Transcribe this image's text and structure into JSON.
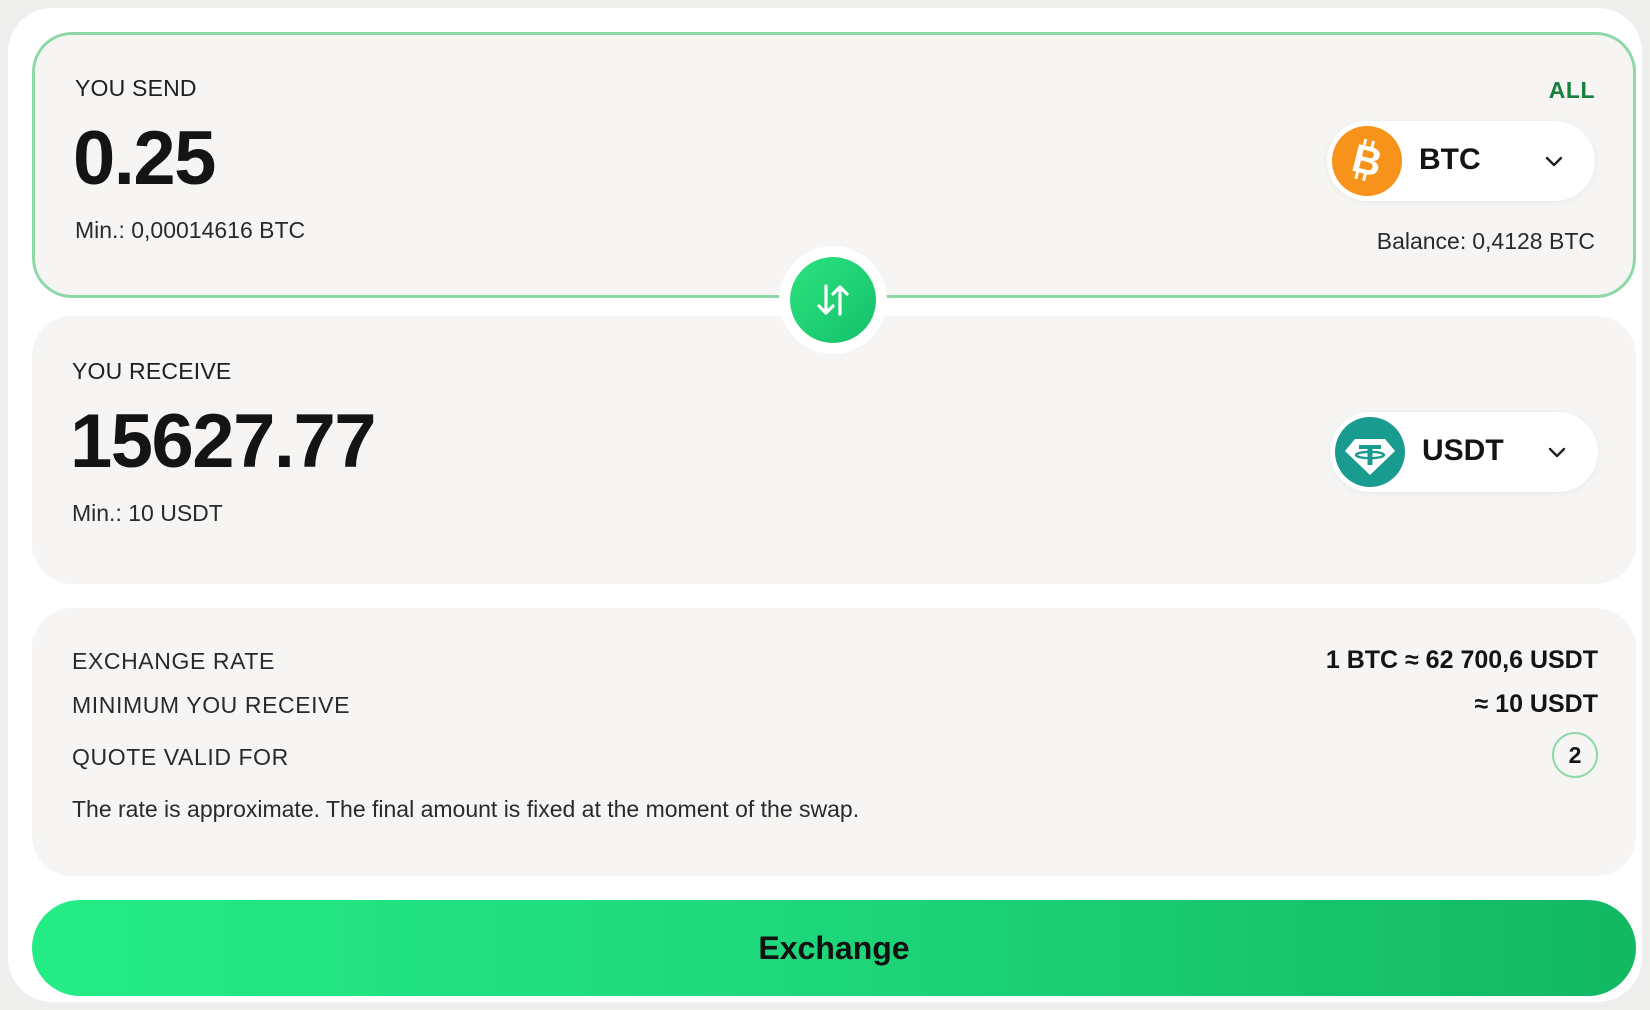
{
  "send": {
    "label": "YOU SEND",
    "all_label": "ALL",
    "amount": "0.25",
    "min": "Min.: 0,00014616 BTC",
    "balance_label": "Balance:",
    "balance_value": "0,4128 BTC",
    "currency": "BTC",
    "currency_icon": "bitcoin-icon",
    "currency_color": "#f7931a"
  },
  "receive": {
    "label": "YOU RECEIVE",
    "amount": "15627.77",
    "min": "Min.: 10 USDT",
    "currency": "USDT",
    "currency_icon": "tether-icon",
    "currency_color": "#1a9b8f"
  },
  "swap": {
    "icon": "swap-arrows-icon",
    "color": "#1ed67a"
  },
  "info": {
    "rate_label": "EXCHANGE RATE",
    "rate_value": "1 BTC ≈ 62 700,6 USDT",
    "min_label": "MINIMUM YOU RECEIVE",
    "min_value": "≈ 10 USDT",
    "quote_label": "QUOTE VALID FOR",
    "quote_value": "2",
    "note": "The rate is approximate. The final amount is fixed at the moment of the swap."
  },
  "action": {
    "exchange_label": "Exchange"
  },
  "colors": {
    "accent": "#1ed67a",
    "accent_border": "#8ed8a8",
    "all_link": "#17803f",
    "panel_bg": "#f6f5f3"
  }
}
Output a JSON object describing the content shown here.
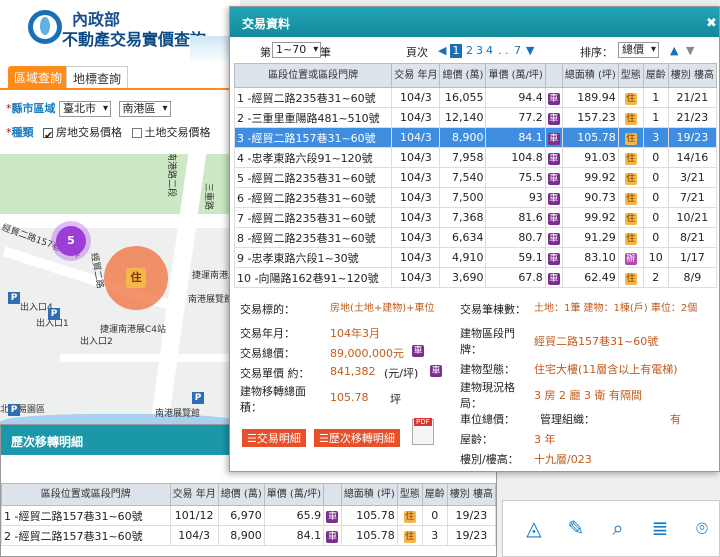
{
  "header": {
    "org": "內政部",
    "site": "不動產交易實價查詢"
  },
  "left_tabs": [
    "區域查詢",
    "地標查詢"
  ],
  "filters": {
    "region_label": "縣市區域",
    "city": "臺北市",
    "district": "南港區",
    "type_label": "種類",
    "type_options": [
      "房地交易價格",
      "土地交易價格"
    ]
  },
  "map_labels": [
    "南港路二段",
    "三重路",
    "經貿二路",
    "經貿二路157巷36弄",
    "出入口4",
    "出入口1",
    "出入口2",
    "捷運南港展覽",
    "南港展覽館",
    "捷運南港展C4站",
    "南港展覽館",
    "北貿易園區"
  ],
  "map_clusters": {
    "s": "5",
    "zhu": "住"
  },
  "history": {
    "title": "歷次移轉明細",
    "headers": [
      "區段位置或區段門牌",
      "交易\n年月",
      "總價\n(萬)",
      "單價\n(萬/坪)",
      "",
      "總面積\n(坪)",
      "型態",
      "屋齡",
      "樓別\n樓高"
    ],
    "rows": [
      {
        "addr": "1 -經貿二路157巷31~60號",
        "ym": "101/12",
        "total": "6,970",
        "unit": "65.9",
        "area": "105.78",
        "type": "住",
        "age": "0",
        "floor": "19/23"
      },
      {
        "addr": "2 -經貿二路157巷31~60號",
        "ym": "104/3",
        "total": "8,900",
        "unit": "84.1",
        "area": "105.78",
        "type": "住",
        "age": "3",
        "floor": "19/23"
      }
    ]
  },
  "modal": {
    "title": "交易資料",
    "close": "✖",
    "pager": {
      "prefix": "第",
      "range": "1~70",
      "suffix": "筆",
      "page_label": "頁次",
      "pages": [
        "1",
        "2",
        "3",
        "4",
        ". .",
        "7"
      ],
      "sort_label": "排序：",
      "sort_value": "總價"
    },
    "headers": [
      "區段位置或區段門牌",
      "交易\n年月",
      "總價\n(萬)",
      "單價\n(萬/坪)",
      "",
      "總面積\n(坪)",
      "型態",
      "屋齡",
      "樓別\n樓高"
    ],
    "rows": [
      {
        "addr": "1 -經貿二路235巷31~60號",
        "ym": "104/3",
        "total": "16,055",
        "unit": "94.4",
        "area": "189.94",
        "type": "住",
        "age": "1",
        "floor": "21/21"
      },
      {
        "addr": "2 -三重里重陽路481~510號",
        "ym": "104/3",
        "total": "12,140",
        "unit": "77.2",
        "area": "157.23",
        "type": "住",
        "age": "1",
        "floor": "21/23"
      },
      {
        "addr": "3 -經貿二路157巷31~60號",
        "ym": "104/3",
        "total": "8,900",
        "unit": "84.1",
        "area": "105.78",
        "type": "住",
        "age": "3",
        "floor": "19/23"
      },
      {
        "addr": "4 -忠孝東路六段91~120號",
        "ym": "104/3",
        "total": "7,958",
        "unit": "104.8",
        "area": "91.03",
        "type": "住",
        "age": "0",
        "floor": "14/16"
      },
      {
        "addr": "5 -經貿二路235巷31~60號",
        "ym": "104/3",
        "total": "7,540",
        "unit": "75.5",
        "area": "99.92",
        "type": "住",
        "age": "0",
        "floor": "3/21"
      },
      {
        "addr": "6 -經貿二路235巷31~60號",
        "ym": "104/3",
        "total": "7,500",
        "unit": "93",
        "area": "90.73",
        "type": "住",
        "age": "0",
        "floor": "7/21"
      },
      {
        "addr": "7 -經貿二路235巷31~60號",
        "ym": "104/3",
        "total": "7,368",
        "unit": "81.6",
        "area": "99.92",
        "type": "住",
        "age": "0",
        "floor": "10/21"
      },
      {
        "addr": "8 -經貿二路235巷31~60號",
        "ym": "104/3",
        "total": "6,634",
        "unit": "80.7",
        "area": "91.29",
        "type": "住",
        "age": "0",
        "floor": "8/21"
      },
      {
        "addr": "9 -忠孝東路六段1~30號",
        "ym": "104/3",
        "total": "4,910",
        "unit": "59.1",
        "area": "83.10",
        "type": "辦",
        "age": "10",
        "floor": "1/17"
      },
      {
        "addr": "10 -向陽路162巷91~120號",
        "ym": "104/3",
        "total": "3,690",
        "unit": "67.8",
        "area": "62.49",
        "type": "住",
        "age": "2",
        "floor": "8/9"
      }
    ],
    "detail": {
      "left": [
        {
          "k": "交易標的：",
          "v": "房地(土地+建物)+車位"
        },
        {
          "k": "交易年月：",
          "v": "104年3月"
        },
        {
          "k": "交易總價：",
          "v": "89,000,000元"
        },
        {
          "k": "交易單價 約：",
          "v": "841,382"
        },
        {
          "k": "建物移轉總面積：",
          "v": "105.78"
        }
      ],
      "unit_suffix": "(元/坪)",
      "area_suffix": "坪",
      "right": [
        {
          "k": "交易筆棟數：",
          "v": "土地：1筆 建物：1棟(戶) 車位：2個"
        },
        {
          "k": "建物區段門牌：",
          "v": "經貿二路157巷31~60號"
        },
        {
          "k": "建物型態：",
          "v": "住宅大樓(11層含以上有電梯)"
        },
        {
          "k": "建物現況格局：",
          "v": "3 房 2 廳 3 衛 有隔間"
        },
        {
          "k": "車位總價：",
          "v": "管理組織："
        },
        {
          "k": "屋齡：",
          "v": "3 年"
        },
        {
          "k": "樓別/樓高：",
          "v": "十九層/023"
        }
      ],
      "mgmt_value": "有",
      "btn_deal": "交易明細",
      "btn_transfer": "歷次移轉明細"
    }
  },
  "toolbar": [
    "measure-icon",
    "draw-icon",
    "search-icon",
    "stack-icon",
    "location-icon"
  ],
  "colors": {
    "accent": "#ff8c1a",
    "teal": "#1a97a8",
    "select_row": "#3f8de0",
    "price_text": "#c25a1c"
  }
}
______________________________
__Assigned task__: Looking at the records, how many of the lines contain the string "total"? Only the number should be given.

__Your response__: 12